"Well?" Brooks prodded. "Spit it out."
"Yes, sir!" Bettleman responded quickly. He began his briefing, spilling his comments out in a torrent of words. "At 0245 hours, Airman Lenick called my attention to several aberrant targets. Initially there were three . . . craft; one at 36, 000 feet, another at 22, 500, and the third at 18, 200. Targets were verified on other units to rule out electronic artifacts. We began tracking them -- best we could."
"What do you mean, the best you could?"
"They're unlike any targets we've ever tracked, sir, and as you know, we've seen everything there is to see." Bettleman was not exaggerating. Edwards Air Force Base was one of the premier installations for the testing of new military aircraft. Everything from the X-15 to the space shuttle had been flown in the desert air over the base. "These don't play by the rules."
The colonel looked down at the display and watched as an orange band of light swept clockwise around the face of the radar monitor. "I don't see anything."
"Just wait, sir."
On the next pass, the monitor painted one small dot. "I see it." He studied the blip. "Search only?"
"Yes, sir," Bettleman answered, scratching his head. "Search only. As you can see, there's no transponder identification. Two minutes before you arrived, there were three targets."
"I only see one. Where are the other two?" Brooks demanded. "Did they fly off?"
"No, sir. That's just it. They didn't fly off, they flew into each other. They didn't crash. I don't mean that. I mean they just . . . just melted into one. As you can see, it's still airborne."

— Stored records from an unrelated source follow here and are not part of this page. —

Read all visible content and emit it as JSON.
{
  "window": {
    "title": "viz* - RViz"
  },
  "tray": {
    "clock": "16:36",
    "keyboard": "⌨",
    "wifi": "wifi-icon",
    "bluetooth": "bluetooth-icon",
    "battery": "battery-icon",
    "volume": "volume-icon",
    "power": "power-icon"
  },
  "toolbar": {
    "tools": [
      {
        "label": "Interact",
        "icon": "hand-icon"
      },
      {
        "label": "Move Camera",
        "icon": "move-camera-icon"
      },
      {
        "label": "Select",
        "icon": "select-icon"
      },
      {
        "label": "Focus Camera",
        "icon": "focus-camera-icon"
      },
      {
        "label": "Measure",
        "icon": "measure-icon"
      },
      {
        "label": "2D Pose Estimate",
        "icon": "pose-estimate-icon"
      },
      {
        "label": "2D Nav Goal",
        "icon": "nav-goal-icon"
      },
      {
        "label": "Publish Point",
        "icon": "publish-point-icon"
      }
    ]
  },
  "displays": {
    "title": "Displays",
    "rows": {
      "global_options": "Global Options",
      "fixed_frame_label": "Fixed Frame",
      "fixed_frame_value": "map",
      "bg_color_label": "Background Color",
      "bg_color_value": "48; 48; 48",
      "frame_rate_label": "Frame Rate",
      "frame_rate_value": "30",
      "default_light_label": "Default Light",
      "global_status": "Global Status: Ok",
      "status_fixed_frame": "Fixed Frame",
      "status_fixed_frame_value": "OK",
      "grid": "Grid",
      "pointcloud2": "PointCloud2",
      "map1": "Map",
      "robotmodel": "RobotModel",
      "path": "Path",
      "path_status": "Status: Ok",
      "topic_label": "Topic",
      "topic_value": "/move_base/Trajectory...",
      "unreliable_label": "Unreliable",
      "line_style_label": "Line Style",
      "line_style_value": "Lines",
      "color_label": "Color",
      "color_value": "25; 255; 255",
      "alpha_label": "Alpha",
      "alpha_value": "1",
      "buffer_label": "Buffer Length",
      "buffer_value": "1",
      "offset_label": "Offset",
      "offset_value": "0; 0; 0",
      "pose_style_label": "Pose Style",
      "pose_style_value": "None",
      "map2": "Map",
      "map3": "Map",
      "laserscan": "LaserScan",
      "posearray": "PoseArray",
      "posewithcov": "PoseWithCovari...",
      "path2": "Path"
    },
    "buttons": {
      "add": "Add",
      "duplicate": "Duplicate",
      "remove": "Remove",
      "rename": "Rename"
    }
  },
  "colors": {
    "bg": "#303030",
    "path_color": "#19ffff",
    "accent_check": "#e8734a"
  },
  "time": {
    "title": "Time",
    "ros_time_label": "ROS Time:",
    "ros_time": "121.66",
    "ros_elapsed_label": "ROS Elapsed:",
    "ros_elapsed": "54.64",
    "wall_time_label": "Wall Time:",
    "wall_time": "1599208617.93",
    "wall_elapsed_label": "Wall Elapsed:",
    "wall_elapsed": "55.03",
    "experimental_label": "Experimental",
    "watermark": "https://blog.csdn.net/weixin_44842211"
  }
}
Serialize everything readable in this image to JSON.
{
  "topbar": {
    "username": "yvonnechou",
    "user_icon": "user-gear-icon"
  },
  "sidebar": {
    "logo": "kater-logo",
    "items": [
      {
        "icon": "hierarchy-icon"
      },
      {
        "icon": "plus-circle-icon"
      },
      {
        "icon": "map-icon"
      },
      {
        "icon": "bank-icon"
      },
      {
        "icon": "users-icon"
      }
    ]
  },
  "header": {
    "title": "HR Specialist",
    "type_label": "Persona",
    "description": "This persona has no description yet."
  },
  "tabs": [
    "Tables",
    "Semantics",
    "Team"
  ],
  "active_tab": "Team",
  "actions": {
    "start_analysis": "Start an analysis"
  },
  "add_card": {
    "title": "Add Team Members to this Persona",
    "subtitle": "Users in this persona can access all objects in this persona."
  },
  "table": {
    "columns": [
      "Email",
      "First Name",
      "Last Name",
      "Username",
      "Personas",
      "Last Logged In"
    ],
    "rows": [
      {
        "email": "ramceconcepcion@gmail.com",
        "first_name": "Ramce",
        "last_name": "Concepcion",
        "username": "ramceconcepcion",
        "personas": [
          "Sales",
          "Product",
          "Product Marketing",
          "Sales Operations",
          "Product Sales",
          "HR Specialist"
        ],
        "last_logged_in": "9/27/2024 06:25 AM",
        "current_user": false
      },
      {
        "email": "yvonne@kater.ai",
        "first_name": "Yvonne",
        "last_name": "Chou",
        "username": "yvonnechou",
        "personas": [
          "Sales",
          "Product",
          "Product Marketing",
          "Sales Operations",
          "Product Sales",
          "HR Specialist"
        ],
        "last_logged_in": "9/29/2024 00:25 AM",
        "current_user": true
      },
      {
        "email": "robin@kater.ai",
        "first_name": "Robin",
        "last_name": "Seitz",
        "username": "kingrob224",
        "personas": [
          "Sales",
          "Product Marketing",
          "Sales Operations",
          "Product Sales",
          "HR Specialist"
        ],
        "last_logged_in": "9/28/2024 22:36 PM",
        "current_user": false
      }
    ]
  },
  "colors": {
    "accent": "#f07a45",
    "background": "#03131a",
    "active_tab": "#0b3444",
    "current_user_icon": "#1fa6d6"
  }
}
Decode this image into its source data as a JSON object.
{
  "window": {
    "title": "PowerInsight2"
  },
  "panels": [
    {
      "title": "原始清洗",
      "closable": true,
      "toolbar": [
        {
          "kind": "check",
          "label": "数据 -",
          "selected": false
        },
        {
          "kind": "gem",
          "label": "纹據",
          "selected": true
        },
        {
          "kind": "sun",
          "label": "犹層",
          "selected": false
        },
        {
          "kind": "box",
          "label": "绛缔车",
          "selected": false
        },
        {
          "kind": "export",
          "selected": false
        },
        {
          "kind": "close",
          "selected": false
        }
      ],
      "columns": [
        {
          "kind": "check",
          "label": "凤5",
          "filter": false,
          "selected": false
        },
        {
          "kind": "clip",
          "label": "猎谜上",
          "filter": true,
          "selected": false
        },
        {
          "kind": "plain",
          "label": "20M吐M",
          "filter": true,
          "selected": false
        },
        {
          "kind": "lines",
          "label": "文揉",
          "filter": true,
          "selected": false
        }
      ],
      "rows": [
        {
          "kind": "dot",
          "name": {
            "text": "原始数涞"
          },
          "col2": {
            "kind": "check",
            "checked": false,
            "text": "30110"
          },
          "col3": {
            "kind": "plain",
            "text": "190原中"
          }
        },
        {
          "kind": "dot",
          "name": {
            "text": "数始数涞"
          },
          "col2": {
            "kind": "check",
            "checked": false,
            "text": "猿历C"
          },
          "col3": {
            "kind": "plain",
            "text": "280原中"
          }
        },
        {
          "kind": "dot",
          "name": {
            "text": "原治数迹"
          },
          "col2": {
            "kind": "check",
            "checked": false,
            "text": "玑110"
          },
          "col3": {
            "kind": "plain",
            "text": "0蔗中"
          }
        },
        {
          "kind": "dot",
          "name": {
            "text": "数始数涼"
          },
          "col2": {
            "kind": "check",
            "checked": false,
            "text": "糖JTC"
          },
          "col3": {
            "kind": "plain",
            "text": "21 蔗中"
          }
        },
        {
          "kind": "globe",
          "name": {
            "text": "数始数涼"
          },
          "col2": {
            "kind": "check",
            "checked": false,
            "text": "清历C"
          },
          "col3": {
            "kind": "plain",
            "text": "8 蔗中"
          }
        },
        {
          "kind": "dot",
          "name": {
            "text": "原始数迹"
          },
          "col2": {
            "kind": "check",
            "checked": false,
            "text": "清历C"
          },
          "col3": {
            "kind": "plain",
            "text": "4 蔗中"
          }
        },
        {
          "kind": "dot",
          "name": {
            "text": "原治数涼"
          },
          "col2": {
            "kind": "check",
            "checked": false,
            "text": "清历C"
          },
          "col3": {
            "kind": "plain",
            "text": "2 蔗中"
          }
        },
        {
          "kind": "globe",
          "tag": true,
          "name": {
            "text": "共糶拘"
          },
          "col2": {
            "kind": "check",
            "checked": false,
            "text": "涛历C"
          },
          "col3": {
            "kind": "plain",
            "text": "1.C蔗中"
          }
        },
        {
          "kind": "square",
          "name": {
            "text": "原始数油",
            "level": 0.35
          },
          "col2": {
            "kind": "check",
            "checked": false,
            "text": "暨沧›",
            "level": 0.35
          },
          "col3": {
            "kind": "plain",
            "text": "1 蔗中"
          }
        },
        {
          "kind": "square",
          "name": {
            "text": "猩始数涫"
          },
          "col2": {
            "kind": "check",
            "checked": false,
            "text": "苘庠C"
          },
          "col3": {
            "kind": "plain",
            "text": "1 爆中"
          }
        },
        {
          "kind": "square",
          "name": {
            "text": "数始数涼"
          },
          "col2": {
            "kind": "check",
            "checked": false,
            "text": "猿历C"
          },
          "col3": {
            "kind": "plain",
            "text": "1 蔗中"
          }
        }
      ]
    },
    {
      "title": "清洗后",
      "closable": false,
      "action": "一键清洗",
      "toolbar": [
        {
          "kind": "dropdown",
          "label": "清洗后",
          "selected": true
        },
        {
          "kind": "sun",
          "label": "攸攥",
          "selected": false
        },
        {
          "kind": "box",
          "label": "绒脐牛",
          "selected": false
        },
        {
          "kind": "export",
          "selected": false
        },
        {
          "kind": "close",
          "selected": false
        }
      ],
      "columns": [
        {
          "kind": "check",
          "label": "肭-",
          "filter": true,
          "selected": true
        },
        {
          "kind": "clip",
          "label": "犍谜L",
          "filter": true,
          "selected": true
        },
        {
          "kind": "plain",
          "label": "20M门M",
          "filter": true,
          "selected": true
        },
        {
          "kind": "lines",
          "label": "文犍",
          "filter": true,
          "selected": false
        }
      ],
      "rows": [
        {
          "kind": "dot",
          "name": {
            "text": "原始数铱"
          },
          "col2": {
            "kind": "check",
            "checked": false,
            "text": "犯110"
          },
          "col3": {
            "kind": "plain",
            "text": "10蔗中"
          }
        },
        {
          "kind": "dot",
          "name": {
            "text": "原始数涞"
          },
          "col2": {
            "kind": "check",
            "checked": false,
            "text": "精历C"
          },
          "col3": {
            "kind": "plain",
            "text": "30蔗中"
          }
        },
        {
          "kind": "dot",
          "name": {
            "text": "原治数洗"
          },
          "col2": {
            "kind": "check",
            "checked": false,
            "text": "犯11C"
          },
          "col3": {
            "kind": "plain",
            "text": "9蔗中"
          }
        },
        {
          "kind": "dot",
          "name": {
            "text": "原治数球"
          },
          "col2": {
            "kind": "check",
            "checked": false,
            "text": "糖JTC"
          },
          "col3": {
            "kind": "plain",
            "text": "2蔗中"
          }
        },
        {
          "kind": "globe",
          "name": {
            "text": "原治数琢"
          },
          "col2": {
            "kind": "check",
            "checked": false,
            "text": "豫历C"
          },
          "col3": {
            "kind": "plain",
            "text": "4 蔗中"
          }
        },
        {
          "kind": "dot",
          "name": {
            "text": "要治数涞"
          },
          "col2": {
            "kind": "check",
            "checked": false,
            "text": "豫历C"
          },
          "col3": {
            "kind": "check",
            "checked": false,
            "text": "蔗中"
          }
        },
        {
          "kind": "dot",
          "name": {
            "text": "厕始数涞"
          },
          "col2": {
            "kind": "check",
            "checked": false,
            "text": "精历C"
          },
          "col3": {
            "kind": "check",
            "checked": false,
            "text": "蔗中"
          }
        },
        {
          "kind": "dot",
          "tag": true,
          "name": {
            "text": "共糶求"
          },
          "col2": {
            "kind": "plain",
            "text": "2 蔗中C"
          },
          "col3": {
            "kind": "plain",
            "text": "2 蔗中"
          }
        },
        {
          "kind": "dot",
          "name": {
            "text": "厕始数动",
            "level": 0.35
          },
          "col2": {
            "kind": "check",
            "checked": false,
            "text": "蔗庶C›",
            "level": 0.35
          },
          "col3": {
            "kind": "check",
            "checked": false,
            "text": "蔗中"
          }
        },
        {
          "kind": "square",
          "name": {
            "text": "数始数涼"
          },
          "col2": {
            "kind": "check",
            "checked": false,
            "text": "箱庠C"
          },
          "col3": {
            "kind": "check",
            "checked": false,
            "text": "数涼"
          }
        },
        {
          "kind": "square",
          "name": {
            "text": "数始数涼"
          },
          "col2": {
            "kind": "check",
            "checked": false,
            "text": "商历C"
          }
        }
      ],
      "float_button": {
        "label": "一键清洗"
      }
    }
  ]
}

"And by the looks of it, it's just hovering there."
"Yes, sir, but there's more. Before the three became one, we tracked two of them into a sudden descent. They dropped like rocks -- no, that's not right -- they didn't drop, they flew straight down at an incredible speed."
"Nearly one thousand miles per hour, Colonel," Lenick added, speaking for the first time. "One thousand miles an hour, straight into the ground."
"It was as if they wanted to crash," Bettleman added. "At that speed, they would have left craters the size of a city block."
"Are you saying they didn't crash?"
"No, sir . . . er, yes, sir. They didn't crash." Bettleman said, flustered. "Ten seconds later they climbed to the level of the third contact and stopped abruptly. Then they melded into one."
"Do you know what you're saying, Master Sergeant?" the colonel asked sternly. "An up-and-down flight like that would represent at least forty Gs, both negative and positive. No one could survive that. The G forces would tear a man to pieces."
"Yes, sir. I know that. I can't explain any of this. I can only report it."
"You make radar contact with three unknowns flying at different altitudes when two of them power themselves into the ground at one thousand miles per hour without crashing, rise again to high altitude, and then combine with the third object. Do I have that right?"
"Do you know how crazy that sounds? Do you expect me to believe any of that?"
"Sir, I don't know what to expect. And that's not all. The objects are only on the radar screen every other pass. We can't get a definitive lock on them. One moment they're there, the next they're not. It's as if they are blinking in and out of existence."
Colonel Marcus watched the radar screen. Where once the bright orange dot of the contact had been there was now nothing. On the next pass, the dot reappeared.
"It's doing it again," Lenick said. "It's split back into three."
The colonel spun on his heels and picked up the closest phone. "This is Colonel Marcus Brooks. Get me the base commander."
"May I ask what the colonel is doing?" said Bettleman.
"I'm going to ask for an air recon, Sergeant. Maybe the jet jockeys can eyeball that thing for us. Exactly where is it?"
"Hovering over the Roanoke compound, sir. Dead center over Roanoke." Bettleman could see his commander stiffen.